◆ Assignment
Output all entries precisely and leave out the pictures.

◆ Exercise data
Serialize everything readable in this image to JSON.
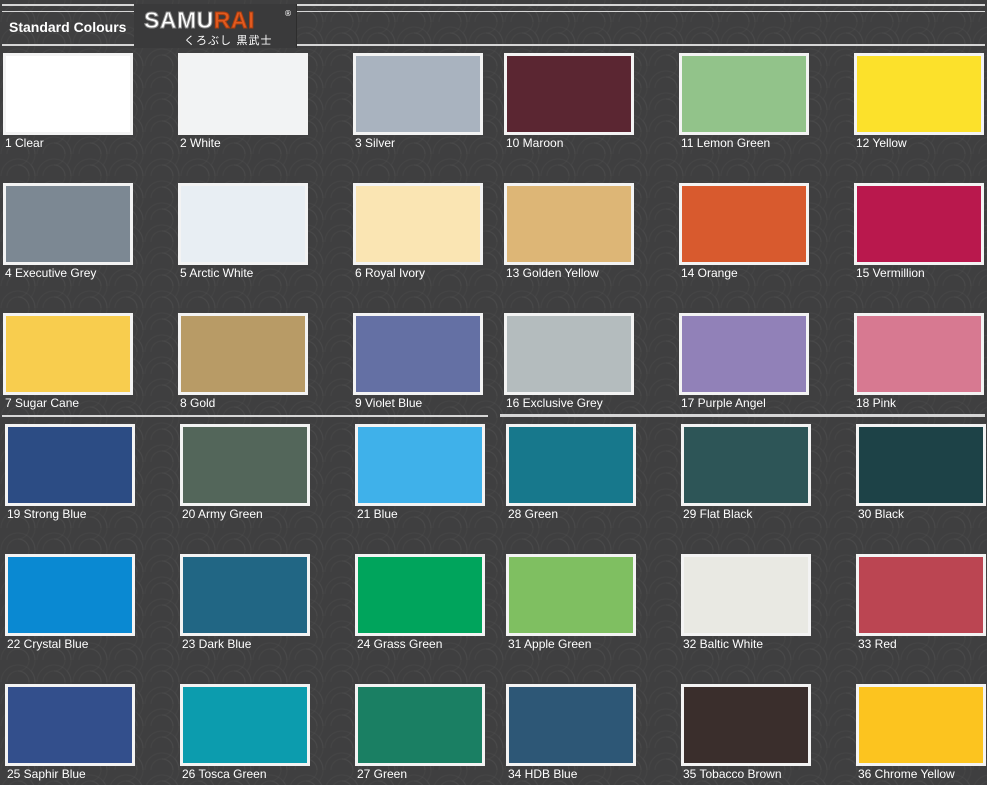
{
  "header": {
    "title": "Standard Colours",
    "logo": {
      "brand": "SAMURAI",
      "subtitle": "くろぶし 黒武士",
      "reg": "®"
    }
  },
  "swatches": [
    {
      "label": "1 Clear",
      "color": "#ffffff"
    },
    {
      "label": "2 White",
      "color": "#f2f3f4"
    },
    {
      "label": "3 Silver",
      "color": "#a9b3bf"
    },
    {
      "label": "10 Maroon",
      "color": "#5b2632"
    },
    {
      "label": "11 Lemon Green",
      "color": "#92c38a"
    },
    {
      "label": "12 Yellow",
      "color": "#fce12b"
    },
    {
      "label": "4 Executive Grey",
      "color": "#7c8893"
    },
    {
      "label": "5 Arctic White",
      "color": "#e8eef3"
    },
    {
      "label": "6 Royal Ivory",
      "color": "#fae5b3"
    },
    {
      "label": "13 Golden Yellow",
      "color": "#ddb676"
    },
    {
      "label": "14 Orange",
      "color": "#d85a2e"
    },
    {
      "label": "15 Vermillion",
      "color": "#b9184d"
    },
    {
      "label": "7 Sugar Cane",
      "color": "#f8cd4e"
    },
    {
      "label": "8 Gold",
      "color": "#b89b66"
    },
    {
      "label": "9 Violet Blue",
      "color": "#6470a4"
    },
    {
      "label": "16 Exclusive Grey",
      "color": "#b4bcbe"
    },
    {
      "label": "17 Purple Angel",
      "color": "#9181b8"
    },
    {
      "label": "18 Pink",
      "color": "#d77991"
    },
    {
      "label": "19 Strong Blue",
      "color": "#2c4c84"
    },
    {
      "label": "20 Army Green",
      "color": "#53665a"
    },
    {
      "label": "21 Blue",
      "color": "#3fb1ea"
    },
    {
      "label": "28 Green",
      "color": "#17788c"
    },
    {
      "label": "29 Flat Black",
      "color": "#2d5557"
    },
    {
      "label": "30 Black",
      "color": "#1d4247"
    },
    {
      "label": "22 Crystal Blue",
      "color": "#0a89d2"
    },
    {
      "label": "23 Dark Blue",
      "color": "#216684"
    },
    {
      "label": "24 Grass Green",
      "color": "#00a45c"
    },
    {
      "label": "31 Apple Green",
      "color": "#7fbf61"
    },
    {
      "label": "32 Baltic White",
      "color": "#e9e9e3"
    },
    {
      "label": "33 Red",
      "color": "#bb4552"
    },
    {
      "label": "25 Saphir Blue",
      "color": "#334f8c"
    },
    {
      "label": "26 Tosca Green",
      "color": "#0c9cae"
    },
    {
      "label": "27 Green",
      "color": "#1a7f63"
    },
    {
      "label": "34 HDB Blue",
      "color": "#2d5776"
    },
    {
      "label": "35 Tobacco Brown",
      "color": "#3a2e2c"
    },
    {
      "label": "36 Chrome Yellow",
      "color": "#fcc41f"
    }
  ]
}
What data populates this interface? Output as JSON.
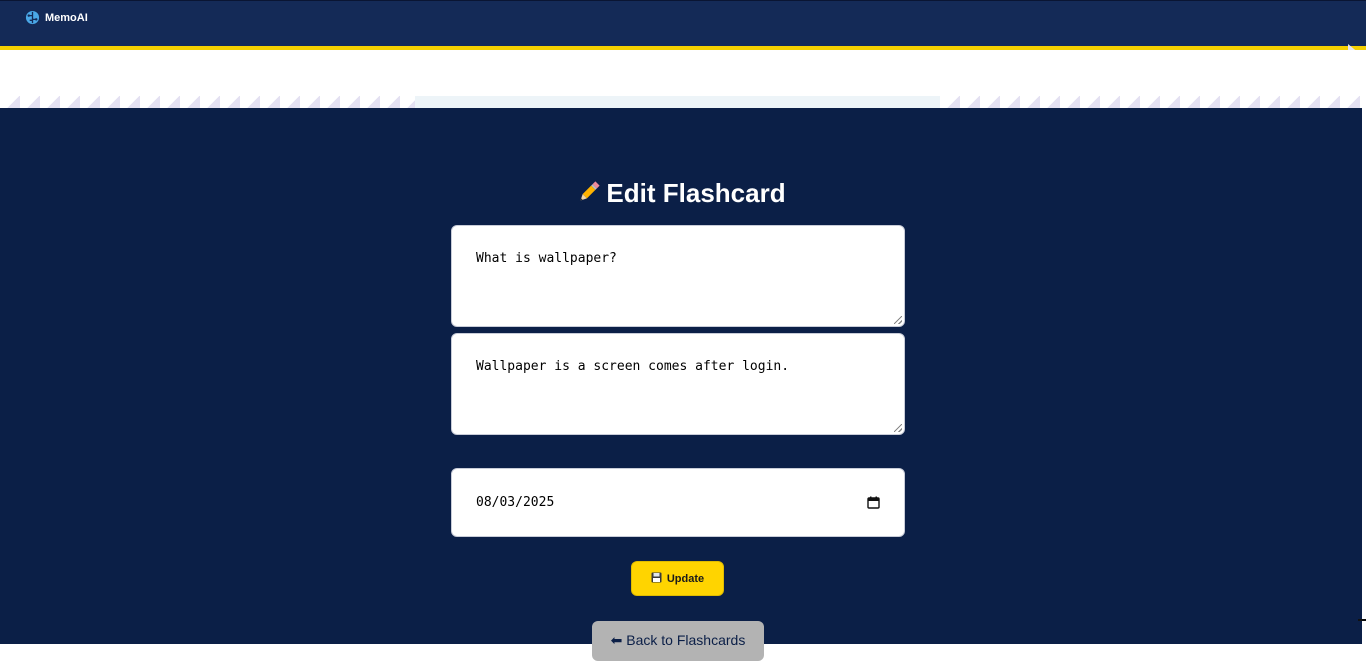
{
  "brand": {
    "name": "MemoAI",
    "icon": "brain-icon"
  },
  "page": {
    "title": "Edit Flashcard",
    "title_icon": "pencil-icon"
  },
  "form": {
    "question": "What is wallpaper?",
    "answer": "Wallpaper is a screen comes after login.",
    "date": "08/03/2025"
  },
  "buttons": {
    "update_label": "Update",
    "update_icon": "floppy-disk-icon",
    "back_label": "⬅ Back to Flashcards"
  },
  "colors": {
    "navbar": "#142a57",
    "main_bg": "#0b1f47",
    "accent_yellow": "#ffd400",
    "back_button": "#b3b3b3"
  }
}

◆ Finished exercise
Serialize everything readable in this image to JSON.
{
  "header": {
    "title": "Standard Colours",
    "logo": {
      "brand": "SAMURAI",
      "subtitle": "くろぶし 黒武士",
      "reg": "®"
    }
  },
  "swatches": [
    {
      "label": "1 Clear",
      "color": "#ffffff"
    },
    {
      "label": "2 White",
      "color": "#f2f3f4"
    },
    {
      "label": "3 Silver",
      "color": "#a9b3bf"
    },
    {
      "label": "10 Maroon",
      "color": "#5b2632"
    },
    {
      "label": "11 Lemon Green",
      "color": "#92c38a"
    },
    {
      "label": "12 Yellow",
      "color": "#fce12b"
    },
    {
      "label": "4 Executive Grey",
      "color": "#7c8893"
    },
    {
      "label": "5 Arctic White",
      "color": "#e8eef3"
    },
    {
      "label": "6 Royal Ivory",
      "color": "#fae5b3"
    },
    {
      "label": "13 Golden Yellow",
      "color": "#ddb676"
    },
    {
      "label": "14 Orange",
      "color": "#d85a2e"
    },
    {
      "label": "15 Vermillion",
      "color": "#b9184d"
    },
    {
      "label": "7 Sugar Cane",
      "color": "#f8cd4e"
    },
    {
      "label": "8 Gold",
      "color": "#b89b66"
    },
    {
      "label": "9 Violet Blue",
      "color": "#6470a4"
    },
    {
      "label": "16 Exclusive Grey",
      "color": "#b4bcbe"
    },
    {
      "label": "17 Purple Angel",
      "color": "#9181b8"
    },
    {
      "label": "18 Pink",
      "color": "#d77991"
    },
    {
      "label": "19 Strong Blue",
      "color": "#2c4c84"
    },
    {
      "label": "20 Army Green",
      "color": "#53665a"
    },
    {
      "label": "21 Blue",
      "color": "#3fb1ea"
    },
    {
      "label": "28 Green",
      "color": "#17788c"
    },
    {
      "label": "29 Flat Black",
      "color": "#2d5557"
    },
    {
      "label": "30 Black",
      "color": "#1d4247"
    },
    {
      "label": "22 Crystal Blue",
      "color": "#0a89d2"
    },
    {
      "label": "23 Dark Blue",
      "color": "#216684"
    },
    {
      "label": "24 Grass Green",
      "color": "#00a45c"
    },
    {
      "label": "31 Apple Green",
      "color": "#7fbf61"
    },
    {
      "label": "32 Baltic White",
      "color": "#e9e9e3"
    },
    {
      "label": "33 Red",
      "color": "#bb4552"
    },
    {
      "label": "25 Saphir Blue",
      "color": "#334f8c"
    },
    {
      "label": "26 Tosca Green",
      "color": "#0c9cae"
    },
    {
      "label": "27 Green",
      "color": "#1a7f63"
    },
    {
      "label": "34 HDB Blue",
      "color": "#2d5776"
    },
    {
      "label": "35 Tobacco Brown",
      "color": "#3a2e2c"
    },
    {
      "label": "36 Chrome Yellow",
      "color": "#fcc41f"
    }
  ]
}
What data populates this interface? Output as JSON.
{
  "brand": {
    "name": "MemoAI",
    "icon": "brain-icon"
  },
  "page": {
    "title": "Edit Flashcard",
    "title_icon": "pencil-icon"
  },
  "form": {
    "question": "What is wallpaper?",
    "answer": "Wallpaper is a screen comes after login.",
    "date": "08/03/2025"
  },
  "buttons": {
    "update_label": "Update",
    "update_icon": "floppy-disk-icon",
    "back_label": "⬅ Back to Flashcards"
  },
  "colors": {
    "navbar": "#142a57",
    "main_bg": "#0b1f47",
    "accent_yellow": "#ffd400",
    "back_button": "#b3b3b3"
  }
}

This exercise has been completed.